Cantina 1511: Expanding the Border

New location on Park Road solidifies the Mexican eatery’s brand
PETER TAYLOR
The crab and goat cheese croquetas appetizer features Boniato sweet potato croquettes, jumbo lump crab meat, and goat cheese, served with habanero crema.

WHEN CANTINA 1511 moved from East Boulevard to Park Road Shopping Center, the popular restaurant changed more than its address. The inside of the new place is full of Mexican wares, from mosaic tiles dotting giant wood beams to a huge mural, reminiscent of Diego Rivera’s work, on the back wall. 

The restaurant may be in a new space (below). But longtime fans will certainly recognize Cantina’s signature Tacos Marco Polo—with shrimp, jalapeño bacon and rajas, pico de gallo, melted cheese, shredded cabbage, and cascabel aioli.

Longtime fans will recognize the colorful Fiestaware plates and pendant bubble light fixtures, which carried over from the old location. But stained concrete floors, bright purple shirts donned by the servers, and Dia de los Muertos art are all new to the Cantina experience. The restaurant has shed that comfortable, lived-in feel. The Park Road space is more contemporary and trendy, which means it’s lost some of its charm and quirks. There are several upgrades in the new space, too: more parking, a large patio, and nearly 100 more feet of dining space—all improvements over the crowded Dilworth location. Another happy addition: The new spot’s massive wooden bar and separate margarita station stacked with limes, tequila, and salt. The tequila cocktail comes in many flavors, from pineapple to mango to strawberry, and with nearly any tequila. 

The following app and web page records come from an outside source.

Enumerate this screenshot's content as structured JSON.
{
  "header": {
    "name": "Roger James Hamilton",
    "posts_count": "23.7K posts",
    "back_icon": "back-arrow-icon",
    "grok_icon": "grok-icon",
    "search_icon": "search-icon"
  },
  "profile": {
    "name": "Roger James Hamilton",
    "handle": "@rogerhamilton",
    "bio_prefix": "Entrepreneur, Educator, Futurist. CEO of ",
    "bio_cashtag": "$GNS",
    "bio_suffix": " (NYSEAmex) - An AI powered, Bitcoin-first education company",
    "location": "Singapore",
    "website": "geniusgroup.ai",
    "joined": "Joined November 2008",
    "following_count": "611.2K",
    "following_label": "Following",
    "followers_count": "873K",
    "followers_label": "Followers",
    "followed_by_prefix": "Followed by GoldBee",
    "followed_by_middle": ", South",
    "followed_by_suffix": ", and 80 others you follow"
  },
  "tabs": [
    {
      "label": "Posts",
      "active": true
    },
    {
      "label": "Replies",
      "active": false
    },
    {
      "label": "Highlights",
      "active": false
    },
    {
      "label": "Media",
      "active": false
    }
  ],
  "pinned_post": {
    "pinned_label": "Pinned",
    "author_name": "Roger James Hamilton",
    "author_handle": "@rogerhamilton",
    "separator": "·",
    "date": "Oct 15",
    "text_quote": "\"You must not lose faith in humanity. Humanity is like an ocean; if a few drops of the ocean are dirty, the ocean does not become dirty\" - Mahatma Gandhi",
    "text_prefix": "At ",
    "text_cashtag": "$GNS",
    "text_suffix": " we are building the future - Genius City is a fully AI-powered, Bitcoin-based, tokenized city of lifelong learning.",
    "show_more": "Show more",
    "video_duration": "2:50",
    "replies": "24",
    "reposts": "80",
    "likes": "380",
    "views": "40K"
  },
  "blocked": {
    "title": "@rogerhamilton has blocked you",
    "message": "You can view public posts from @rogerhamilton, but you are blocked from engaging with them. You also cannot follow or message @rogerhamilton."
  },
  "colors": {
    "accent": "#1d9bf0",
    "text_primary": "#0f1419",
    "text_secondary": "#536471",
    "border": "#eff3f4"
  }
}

The dishes at the new location live up to the Cantina standard; the menu remains unchanged. On a recent visit, Sidewalk Antojitos ($9.75) held vinegary, flash-fried vegetables such as cauliflower and carrots, chicken nachos, and tortilla roll-ups with corn, lettuce, and cucumbers. (The dish is a rotating selection of Mexican street food.) The star of the plate, however, remains the pig wings carnitas. The miniature pork shanks are as sweet and tangy as ever, with a hint of smoke. For a Mexican eatery that gets plenty of attention for its takes on more typical Mexican fare, such as tacos and burritos, the new location gives reasons to branch out. One to try: the orange-coriander crusted pork loin ($17.75), a tender cut of pork loin over creamy and crisp tamales. 

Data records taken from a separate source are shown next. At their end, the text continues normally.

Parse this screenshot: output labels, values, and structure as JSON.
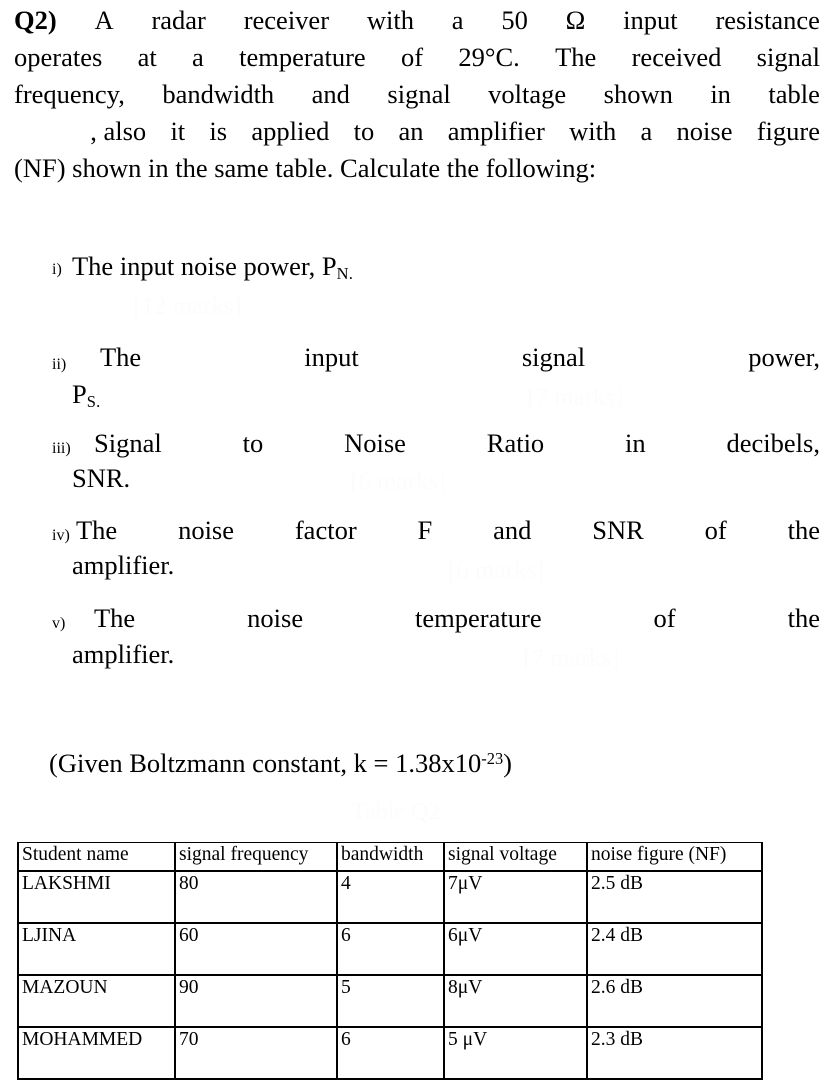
{
  "question": {
    "label": "Q2)",
    "lines": [
      "A radar receiver with a 50 Ω input resistance",
      "operates at a temperature of 29°C. The received signal",
      "frequency, bandwidth and signal voltage shown in table",
      ", also it is applied to an amplifier with a noise figure",
      "(NF) shown in the same table. Calculate the following:"
    ],
    "line1_words": [
      "A",
      "radar",
      "receiver",
      "with",
      "a",
      "50",
      "Ω",
      "input",
      "resistance"
    ],
    "line2_words": [
      "operates",
      "at",
      "a",
      "temperature",
      "of",
      "29°C.",
      "The",
      "received",
      "signal"
    ],
    "line3_words": [
      "frequency,",
      "bandwidth",
      "and",
      "signal",
      "voltage",
      "shown",
      "in",
      "table"
    ],
    "line4_words": [
      ", also",
      "it",
      "is",
      "applied",
      "to",
      "an",
      "amplifier",
      "with",
      "a",
      "noise",
      "figure"
    ],
    "line5_text": "(NF) shown in the same table. Calculate the following:"
  },
  "items": [
    {
      "marker": "i)",
      "text": "The input noise power, P",
      "subscript": "N.",
      "marks": "[12 marks]"
    },
    {
      "marker": "ii)",
      "words": [
        "The",
        "input",
        "signal",
        "power,"
      ],
      "cont_text": "P",
      "cont_subscript": "S.",
      "marks": "[7 marks]"
    },
    {
      "marker": "iii)",
      "words": [
        "Signal",
        "to",
        "Noise",
        "Ratio",
        "in",
        "decibels,"
      ],
      "cont_text": "SNR.",
      "marks": "[6 marks]"
    },
    {
      "marker": "iv)",
      "words": [
        "The",
        "noise",
        "factor",
        "F",
        "and",
        "SNR",
        "of",
        "the"
      ],
      "cont_text": "amplifier.",
      "marks": "[6 marks]"
    },
    {
      "marker": "v)",
      "words": [
        "The",
        "noise",
        "temperature",
        "of",
        "the"
      ],
      "cont_text": "amplifier.",
      "marks": "[7 marks]"
    }
  ],
  "given": {
    "prefix": "(Given Boltzmann constant, k = 1.38x10",
    "exponent": "-23",
    "suffix": ")"
  },
  "table_caption": "Table Q2",
  "table": {
    "headers": [
      "Student name",
      "signal frequency",
      "bandwidth",
      "signal voltage",
      "noise figure (NF)"
    ],
    "rows": [
      [
        "LAKSHMI",
        "80",
        "4",
        "7μV",
        "2.5 dB"
      ],
      [
        "LJINA",
        "60",
        "6",
        "6μV",
        "2.4 dB"
      ],
      [
        "MAZOUN",
        "90",
        "5",
        "8μV",
        "2.6 dB"
      ],
      [
        "MOHAMMED",
        "70",
        "6",
        "5 μV",
        "2.3 dB"
      ]
    ]
  },
  "colors": {
    "text": "#000000",
    "background": "#ffffff",
    "watermark": "#fcfcfc",
    "rule": "#000000"
  }
}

Cantina devotees will have to make a few adjustments. The new location has more in common with its Stonecrest sister restaurant than with the Dilworth original—but the most important element, the food, is still very good. 

Categories: Food + Drink, Now Open